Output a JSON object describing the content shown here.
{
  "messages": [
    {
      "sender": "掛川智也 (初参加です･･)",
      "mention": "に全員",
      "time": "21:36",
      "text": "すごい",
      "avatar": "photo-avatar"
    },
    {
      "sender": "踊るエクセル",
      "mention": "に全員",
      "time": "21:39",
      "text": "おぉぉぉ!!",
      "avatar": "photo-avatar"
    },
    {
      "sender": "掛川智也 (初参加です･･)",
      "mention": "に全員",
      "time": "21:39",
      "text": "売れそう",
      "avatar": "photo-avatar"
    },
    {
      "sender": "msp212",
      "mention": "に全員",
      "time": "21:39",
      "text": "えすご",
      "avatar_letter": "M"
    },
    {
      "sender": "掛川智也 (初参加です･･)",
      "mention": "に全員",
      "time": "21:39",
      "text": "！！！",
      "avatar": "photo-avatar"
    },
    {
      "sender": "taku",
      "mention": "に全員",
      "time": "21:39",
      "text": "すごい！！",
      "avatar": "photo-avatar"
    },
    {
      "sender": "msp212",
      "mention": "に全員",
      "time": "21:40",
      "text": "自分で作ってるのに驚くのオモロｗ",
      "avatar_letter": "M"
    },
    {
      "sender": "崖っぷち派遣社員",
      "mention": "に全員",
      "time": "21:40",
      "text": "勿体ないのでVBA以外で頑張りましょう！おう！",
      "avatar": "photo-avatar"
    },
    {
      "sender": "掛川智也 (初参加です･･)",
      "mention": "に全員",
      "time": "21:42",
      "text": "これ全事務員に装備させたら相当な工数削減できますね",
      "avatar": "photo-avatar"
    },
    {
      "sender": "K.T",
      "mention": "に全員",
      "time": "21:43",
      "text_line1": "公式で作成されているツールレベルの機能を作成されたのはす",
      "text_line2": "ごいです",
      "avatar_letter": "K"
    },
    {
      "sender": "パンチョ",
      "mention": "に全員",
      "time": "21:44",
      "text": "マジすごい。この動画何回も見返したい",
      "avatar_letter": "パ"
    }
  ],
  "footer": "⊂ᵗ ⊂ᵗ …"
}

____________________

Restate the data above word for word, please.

Output a JSON object describing the content shown here.
{
  "messages": [
    {
      "sender": "掛川智也 (初参加です･･)",
      "mention": "に全員",
      "time": "21:36",
      "text": "すごい",
      "avatar": "photo-avatar"
    },
    {
      "sender": "踊るエクセル",
      "mention": "に全員",
      "time": "21:39",
      "text": "おぉぉぉ!!",
      "avatar": "photo-avatar"
    },
    {
      "sender": "掛川智也 (初参加です･･)",
      "mention": "に全員",
      "time": "21:39",
      "text": "売れそう",
      "avatar": "photo-avatar"
    },
    {
      "sender": "msp212",
      "mention": "に全員",
      "time": "21:39",
      "text": "えすご",
      "avatar_letter": "M"
    },
    {
      "sender": "掛川智也 (初参加です･･)",
      "mention": "に全員",
      "time": "21:39",
      "text": "！！！",
      "avatar": "photo-avatar"
    },
    {
      "sender": "taku",
      "mention": "に全員",
      "time": "21:39",
      "text": "すごい！！",
      "avatar": "photo-avatar"
    },
    {
      "sender": "msp212",
      "mention": "に全員",
      "time": "21:40",
      "text": "自分で作ってるのに驚くのオモロｗ",
      "avatar_letter": "M"
    },
    {
      "sender": "崖っぷち派遣社員",
      "mention": "に全員",
      "time": "21:40",
      "text": "勿体ないのでVBA以外で頑張りましょう！おう！",
      "avatar": "photo-avatar"
    },
    {
      "sender": "掛川智也 (初参加です･･)",
      "mention": "に全員",
      "time": "21:42",
      "text": "これ全事務員に装備させたら相当な工数削減できますね",
      "avatar": "photo-avatar"
    },
    {
      "sender": "K.T",
      "mention": "に全員",
      "time": "21:43",
      "text_line1": "公式で作成されているツールレベルの機能を作成されたのはす",
      "text_line2": "ごいです",
      "avatar_letter": "K"
    },
    {
      "sender": "パンチョ",
      "mention": "に全員",
      "time": "21:44",
      "text": "マジすごい。この動画何回も見返したい",
      "avatar_letter": "パ"
    }
  ],
  "footer": "⊂ᵗ ⊂ᵗ …"
}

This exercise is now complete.